A more lamented "failure" was mounted by Wennie Schultz, Ellis Fortinberry and others at Movie Pitchers on Bienville Street in Mid-City -- directly facing the paper's offices. Movie Pitchers parked its customers in tattered easy chairs and exhibited its films in four tiny, not always squeaky-clean, auditoria. But during the decade it survived, it brought the city an excellent lineup of films we wouldn't otherwise have had access to and gave additional life to titles that had opened at Canal Place. While it operated, my annual top-10 list always included Movie Pitchers titles, more than once in the top position.

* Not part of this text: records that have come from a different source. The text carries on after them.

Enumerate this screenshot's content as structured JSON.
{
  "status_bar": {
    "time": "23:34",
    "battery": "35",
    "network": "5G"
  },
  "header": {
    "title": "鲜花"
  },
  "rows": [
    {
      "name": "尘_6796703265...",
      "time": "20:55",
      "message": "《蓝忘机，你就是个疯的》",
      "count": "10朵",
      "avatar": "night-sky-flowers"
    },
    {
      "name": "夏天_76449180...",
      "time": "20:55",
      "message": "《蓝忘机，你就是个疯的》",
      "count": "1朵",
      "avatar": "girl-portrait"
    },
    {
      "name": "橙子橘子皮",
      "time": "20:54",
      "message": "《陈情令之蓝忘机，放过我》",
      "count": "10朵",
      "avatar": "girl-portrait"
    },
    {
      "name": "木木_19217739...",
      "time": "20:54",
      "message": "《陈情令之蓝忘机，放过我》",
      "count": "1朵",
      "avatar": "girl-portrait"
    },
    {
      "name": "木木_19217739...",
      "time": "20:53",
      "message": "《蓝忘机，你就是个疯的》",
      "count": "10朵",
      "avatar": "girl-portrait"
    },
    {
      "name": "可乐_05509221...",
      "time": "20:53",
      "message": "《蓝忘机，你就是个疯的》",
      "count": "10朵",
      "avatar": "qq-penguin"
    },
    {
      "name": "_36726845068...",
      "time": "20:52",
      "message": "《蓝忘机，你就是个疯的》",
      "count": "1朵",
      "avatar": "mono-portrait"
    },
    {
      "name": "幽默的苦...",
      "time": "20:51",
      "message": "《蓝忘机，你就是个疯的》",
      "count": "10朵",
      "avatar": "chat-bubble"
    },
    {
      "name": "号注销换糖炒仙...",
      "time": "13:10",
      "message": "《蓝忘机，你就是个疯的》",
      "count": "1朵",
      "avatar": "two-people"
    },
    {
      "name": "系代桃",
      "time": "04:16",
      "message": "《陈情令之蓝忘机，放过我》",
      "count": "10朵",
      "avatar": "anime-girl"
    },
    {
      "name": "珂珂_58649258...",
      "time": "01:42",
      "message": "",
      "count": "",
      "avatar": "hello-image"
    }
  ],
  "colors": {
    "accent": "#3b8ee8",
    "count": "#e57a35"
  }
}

A different kind of noble failure was staged by Rene Brunet, who now manages the Prytania. Brunet grew up in the movie-exhibition business and finally came to operate first the Downtown Joy and then the Loew's, two Canal Street landmarks that were among the dream palaces of his youth (mine too, actually). Both theaters were divided up and long past their prime by the time Brunet came to run them, but he fought valiantly to make them work. That they operated as movie theaters for as long as they did is a tribute to his tenacity and devotion.
In the '80s I saw several hundred films at the Joy and Loew's. I didn't teach classes on Fridays. But I did tape a week's worth of film reviews for the morning news show on WDSU, then located in the French Quarter on Royal Street. After I finished taping, I would stay downtown, catch back-to-back features at the Joy or the Loew's and then meet my wife, who practiced law in the CBD, for dinner at Galatoire's. Seemed a hectic way to spend my 30s. In these post-Katrina days of my 50s, it seems like the Golden Age.
- Over the years, the Prytania Theatre has assumed many identities including that of an arthouse cinema offering double features nightly of classic and foreign films and changing programs three days a week. Now, it remains the last of the neighborhood theaters in Orleans Parish still showing movies.